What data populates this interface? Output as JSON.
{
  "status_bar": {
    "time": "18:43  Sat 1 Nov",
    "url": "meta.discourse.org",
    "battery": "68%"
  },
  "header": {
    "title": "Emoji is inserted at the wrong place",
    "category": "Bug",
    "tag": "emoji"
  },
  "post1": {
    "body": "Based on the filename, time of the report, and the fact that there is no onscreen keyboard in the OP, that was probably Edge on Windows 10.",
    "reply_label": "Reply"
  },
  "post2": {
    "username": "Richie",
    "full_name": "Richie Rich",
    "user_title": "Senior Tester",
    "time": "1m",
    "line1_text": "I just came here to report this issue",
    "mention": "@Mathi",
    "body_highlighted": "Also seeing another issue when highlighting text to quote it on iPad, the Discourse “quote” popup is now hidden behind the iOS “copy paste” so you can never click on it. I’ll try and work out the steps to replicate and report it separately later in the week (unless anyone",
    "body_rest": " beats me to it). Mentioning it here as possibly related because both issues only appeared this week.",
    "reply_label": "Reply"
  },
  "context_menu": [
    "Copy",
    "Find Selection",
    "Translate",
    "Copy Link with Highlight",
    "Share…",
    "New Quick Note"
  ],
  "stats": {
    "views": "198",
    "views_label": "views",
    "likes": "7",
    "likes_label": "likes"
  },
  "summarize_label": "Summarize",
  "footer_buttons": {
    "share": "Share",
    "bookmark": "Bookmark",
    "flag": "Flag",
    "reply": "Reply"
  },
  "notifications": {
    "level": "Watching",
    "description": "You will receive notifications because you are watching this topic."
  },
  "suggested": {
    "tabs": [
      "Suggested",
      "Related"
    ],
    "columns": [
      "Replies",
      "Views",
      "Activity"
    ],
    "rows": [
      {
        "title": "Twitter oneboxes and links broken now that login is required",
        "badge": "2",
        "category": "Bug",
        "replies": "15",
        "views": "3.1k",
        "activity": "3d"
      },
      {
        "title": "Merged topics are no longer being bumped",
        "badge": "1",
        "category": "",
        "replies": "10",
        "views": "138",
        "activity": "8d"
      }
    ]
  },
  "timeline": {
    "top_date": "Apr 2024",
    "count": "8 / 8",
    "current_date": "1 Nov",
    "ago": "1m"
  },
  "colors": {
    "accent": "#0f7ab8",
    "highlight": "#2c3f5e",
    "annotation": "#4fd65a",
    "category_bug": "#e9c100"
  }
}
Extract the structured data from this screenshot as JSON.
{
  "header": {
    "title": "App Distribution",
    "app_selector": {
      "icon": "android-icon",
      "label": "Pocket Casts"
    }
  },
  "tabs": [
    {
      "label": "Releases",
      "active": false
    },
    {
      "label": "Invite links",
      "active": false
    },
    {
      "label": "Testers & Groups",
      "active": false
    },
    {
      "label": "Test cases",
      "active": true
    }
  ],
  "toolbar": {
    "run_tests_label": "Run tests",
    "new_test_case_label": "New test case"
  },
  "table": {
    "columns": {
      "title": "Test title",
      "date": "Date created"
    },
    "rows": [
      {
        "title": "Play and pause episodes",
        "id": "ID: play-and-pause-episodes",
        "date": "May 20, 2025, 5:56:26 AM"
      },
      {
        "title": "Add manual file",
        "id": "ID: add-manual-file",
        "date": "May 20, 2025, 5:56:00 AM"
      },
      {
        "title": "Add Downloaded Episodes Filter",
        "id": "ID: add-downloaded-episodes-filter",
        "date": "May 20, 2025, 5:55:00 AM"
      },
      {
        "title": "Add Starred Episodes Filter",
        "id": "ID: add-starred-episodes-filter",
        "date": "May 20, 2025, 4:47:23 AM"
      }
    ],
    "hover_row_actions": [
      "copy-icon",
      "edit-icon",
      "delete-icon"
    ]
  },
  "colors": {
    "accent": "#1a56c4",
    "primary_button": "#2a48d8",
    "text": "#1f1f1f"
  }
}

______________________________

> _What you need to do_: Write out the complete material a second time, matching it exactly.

> _Solution to this exercise_:
What data populates this interface? Output as JSON.
{
  "status_bar": {
    "time": "18:43  Sat 1 Nov",
    "url": "meta.discourse.org",
    "battery": "68%"
  },
  "header": {
    "title": "Emoji is inserted at the wrong place",
    "category": "Bug",
    "tag": "emoji"
  },
  "post1": {
    "body": "Based on the filename, time of the report, and the fact that there is no onscreen keyboard in the OP, that was probably Edge on Windows 10.",
    "reply_label": "Reply"
  },
  "post2": {
    "username": "Richie",
    "full_name": "Richie Rich",
    "user_title": "Senior Tester",
    "time": "1m",
    "line1_text": "I just came here to report this issue",
    "mention": "@Mathi",
    "body_highlighted": "Also seeing another issue when highlighting text to quote it on iPad, the Discourse “quote” popup is now hidden behind the iOS “copy paste” so you can never click on it. I’ll try and work out the steps to replicate and report it separately later in the week (unless anyone",
    "body_rest": " beats me to it). Mentioning it here as possibly related because both issues only appeared this week.",
    "reply_label": "Reply"
  },
  "context_menu": [
    "Copy",
    "Find Selection",
    "Translate",
    "Copy Link with Highlight",
    "Share…",
    "New Quick Note"
  ],
  "stats": {
    "views": "198",
    "views_label": "views",
    "likes": "7",
    "likes_label": "likes"
  },
  "summarize_label": "Summarize",
  "footer_buttons": {
    "share": "Share",
    "bookmark": "Bookmark",
    "flag": "Flag",
    "reply": "Reply"
  },
  "notifications": {
    "level": "Watching",
    "description": "You will receive notifications because you are watching this topic."
  },
  "suggested": {
    "tabs": [
      "Suggested",
      "Related"
    ],
    "columns": [
      "Replies",
      "Views",
      "Activity"
    ],
    "rows": [
      {
        "title": "Twitter oneboxes and links broken now that login is required",
        "badge": "2",
        "category": "Bug",
        "replies": "15",
        "views": "3.1k",
        "activity": "3d"
      },
      {
        "title": "Merged topics are no longer being bumped",
        "badge": "1",
        "category": "",
        "replies": "10",
        "views": "138",
        "activity": "8d"
      }
    ]
  },
  "timeline": {
    "top_date": "Apr 2024",
    "count": "8 / 8",
    "current_date": "1 Nov",
    "ago": "1m"
  },
  "colors": {
    "accent": "#0f7ab8",
    "highlight": "#2c3f5e",
    "annotation": "#4fd65a",
    "category_bug": "#e9c100"
  }
}
Extract the structured data from this screenshot as JSON.
{
  "header": {
    "title": "App Distribution",
    "app_selector": {
      "icon": "android-icon",
      "label": "Pocket Casts"
    }
  },
  "tabs": [
    {
      "label": "Releases",
      "active": false
    },
    {
      "label": "Invite links",
      "active": false
    },
    {
      "label": "Testers & Groups",
      "active": false
    },
    {
      "label": "Test cases",
      "active": true
    }
  ],
  "toolbar": {
    "run_tests_label": "Run tests",
    "new_test_case_label": "New test case"
  },
  "table": {
    "columns": {
      "title": "Test title",
      "date": "Date created"
    },
    "rows": [
      {
        "title": "Play and pause episodes",
        "id": "ID: play-and-pause-episodes",
        "date": "May 20, 2025, 5:56:26 AM"
      },
      {
        "title": "Add manual file",
        "id": "ID: add-manual-file",
        "date": "May 20, 2025, 5:56:00 AM"
      },
      {
        "title": "Add Downloaded Episodes Filter",
        "id": "ID: add-downloaded-episodes-filter",
        "date": "May 20, 2025, 5:55:00 AM"
      },
      {
        "title": "Add Starred Episodes Filter",
        "id": "ID: add-starred-episodes-filter",
        "date": "May 20, 2025, 4:47:23 AM"
      }
    ],
    "hover_row_actions": [
      "copy-icon",
      "edit-icon",
      "delete-icon"
    ]
  },
  "colors": {
    "accent": "#1a56c4",
    "primary_button": "#2a48d8",
    "text": "#1f1f1f"
  }
}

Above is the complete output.